Ultimately, the only function of the state party that matters is to get Republicans elected in Maryland. In the past, the National Committeeman has been more of a behind-the-scenes fundraiser. Fundraising alone doesn’t win elections though if we don’t even have candidates on the ballot. Furthermore, many of our past fundraising efforts have been undercut by poor spending decisions, such as the low performing Victory Centers. Our problem isn’t that we can’t raise money; it’s that the money we do raise isn’t spent effectively.

There are also certain ceremonial functions that our National Committeeman has historically performed: serving on RNC subcommittees, attending numerous black-tie dinners, playing host at the national convention. These may raise a Committeeman’s national profile somewhat, but at the end of the day they don’t translate into votes within Maryland.

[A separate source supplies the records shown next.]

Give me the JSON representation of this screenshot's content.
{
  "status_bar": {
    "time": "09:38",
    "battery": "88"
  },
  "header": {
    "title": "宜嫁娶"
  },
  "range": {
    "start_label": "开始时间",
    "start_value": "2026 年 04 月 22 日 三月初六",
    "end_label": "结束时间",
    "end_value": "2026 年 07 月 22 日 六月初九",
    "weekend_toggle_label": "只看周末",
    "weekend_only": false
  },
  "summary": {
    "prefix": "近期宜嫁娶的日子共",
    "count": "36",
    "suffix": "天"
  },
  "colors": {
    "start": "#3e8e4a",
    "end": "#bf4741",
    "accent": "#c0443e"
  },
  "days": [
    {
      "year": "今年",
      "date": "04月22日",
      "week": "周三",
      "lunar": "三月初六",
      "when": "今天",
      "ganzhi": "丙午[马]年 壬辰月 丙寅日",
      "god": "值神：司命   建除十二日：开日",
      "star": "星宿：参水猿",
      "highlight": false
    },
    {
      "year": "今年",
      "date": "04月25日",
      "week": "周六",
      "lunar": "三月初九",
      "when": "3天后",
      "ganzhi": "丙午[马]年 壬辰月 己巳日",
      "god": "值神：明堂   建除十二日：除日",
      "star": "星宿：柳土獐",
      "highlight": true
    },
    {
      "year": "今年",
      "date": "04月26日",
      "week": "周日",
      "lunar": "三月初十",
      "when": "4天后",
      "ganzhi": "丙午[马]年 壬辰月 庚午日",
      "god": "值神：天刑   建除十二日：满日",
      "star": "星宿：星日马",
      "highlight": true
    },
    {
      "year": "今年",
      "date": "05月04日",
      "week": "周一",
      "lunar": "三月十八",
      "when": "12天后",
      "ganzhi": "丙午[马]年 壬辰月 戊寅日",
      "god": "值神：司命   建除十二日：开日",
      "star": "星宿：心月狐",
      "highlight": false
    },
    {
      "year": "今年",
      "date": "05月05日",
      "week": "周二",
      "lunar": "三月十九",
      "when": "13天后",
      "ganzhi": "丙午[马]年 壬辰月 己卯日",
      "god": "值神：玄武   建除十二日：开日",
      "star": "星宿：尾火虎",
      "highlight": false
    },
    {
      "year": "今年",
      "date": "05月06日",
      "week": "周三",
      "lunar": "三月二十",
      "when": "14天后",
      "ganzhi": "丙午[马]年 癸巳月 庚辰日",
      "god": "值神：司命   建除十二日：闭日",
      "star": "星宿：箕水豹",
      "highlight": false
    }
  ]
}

Finally, as the state party’s representative to the RNC, the county central committees should expect a certain level of constituent service from their National Committeeman. However, our current National Committeeman has focused almost exclusively on advancing RNC initiatives outside of Maryland rather than within. I don’t see how anyone can truly represent the interests of Maryland Republicans without being directly involved in their efforts. Being outnumbered 2:1 by Democrats, we need all hands on deck if we hope to make any inroads. As a party officer and voting member of the Executive Committee, the National Committeeman should be involved in all facets of the organization within the state as well. That includes building the brand, candidate recruitment, and strategic direction.

3) Why should state Republicans care about this election?

This election is not just about who our National Committeeman should be – it’s about what the National Committeeman should be. For too long, these positions have been treated as entitlements, and bestowed upon former party Chairs in unchallenged elections. They’ve been a reward for past service, when they should be based on future expectations. The State Central Committee has a unique opportunity at our upcoming convention to redefine the position in a way which will best serve our state party. This vote will be a sign to Maryland Republicans as to whether the state party is serious about gaining ground on the Democratic monopoly, or whether we’re content with the status quo.